Gail Cornwell, my partner in love and life, is one of the most influential people in my astronomy journey. Every time I talked about a new piece of equipment, she’d say “You’d better get it; you’re a long time dead,” meaning live for now and follow your dream. Gail orchestrated the building of the Dog House for my 50th birthday in 2009, a gift that completely transformed my experience of astronomy in general and astrophotography in particular. She also gave me the nickname “ASTRODOC”, beginning with a license plate for my car! Opposites definitely attract: while I focus on outer space, Gail focuses on inner space. See her website about the enigmatic Glastonbury Zodiac. It talks about how the landscape around Glastonbury Tor, UK, mirrors the celestial zodiac.
Gord Simpson is a long time visual observer and astroimager who lives in Brampton. We met at the Huronia Star Party in 2009. I won a Vixen Porta Mount as a door prize that year. I had another (well used) one, and Gord needed one, so I gave it to him. We have since become good friends. He has helped diagnose and correct many mechanical and electrical issues with my mounts and telescopes over the years. He also introduced me to PixInsight image processing software for deep sky images, which I now use exclusively. Both of these contributions have had a huge influence on the quality of my images, as well as on my productivity. We collaborated on the image of the Crab Nebula.

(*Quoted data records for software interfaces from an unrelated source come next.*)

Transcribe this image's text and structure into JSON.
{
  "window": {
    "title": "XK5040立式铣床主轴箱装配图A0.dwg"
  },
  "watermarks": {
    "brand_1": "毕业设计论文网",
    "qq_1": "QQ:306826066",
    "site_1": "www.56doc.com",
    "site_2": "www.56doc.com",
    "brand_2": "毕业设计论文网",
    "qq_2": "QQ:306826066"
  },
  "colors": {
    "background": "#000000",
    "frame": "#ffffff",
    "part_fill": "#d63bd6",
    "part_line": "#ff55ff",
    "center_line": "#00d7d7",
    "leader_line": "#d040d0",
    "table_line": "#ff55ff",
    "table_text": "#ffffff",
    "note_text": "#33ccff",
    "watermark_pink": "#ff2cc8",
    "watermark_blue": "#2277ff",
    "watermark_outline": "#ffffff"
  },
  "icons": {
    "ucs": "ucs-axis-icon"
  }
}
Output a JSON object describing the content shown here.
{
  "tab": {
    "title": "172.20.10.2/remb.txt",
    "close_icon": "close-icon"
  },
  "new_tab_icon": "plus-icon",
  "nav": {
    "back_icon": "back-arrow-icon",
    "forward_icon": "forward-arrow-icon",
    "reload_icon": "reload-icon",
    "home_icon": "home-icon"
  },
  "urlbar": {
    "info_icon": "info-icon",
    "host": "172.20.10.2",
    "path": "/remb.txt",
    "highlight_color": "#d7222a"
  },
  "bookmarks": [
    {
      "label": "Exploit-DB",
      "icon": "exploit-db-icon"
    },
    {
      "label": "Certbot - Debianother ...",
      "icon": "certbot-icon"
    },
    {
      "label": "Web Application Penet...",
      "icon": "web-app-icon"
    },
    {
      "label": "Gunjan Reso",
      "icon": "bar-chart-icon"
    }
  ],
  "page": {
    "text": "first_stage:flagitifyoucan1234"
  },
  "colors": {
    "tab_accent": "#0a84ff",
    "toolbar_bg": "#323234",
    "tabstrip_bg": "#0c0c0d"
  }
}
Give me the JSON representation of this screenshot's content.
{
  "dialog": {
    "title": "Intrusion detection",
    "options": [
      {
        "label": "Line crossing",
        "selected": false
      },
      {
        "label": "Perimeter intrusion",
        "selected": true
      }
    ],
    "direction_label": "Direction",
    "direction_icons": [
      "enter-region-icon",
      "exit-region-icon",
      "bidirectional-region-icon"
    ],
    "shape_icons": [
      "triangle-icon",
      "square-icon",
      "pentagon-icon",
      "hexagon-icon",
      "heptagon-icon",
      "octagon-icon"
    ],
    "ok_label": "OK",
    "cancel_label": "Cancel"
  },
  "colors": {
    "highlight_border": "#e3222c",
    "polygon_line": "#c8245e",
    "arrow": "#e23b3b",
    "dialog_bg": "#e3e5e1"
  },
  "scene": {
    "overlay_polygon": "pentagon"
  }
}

Alan Ward is a master mirror and lens maker. I have known Alan since around 2007. He (along with Eldon Philips, Peter Pekurar and Mike Renner) helped me make a 10″ f/6 mirror from scratch (don’t say scratch!). I stay with Alan when I go to Sudbury for work a few times per year. He has an amazing shop for grinding, testing and coating mirrors (up to 16″) and lenses (he’s talking about some crazy big lenses!). The image shows Alan with his hand-made 6″ f/15 triplet apochromatic refractor. I have looked through it a few times. It has a beautiful, dark, wide field, displays pinpoint stars and moves beautifully on the mount. I admire Alan’s passion for sharing his knowledge with others.
Brian Colville lives in Cambry, Ontario, with his family and three (yes that’s three) observatories, housing multiple scopes and cameras. His planetary images have been published and have contributed to astronomy research, and he authored a chapter on solar imaging in the 1996 book “The Art and Science of CCD Astronomy.” My favourites of Brian’s images are his amazing solar images, some of which are shown in the examples of his work below. More are on Brian’s page on the Lunt website. Brian and I met in 2003 at the Huronia Star Party, my first time star party ever. I spent time with him and Gord Rife while they were imaging the Pleiades with a DSLR through Gord’s reflector. My eyes were like saucers when I saw the image appear on the camera’s viewfinder. I spent a couple of hours pulling all the information out of Brian and Gord that I could and a few years later I began imaging myself. I still enjoy talking shop with Brian at our regular get togethers at Gord Rife’s cottage near Gravenhurst.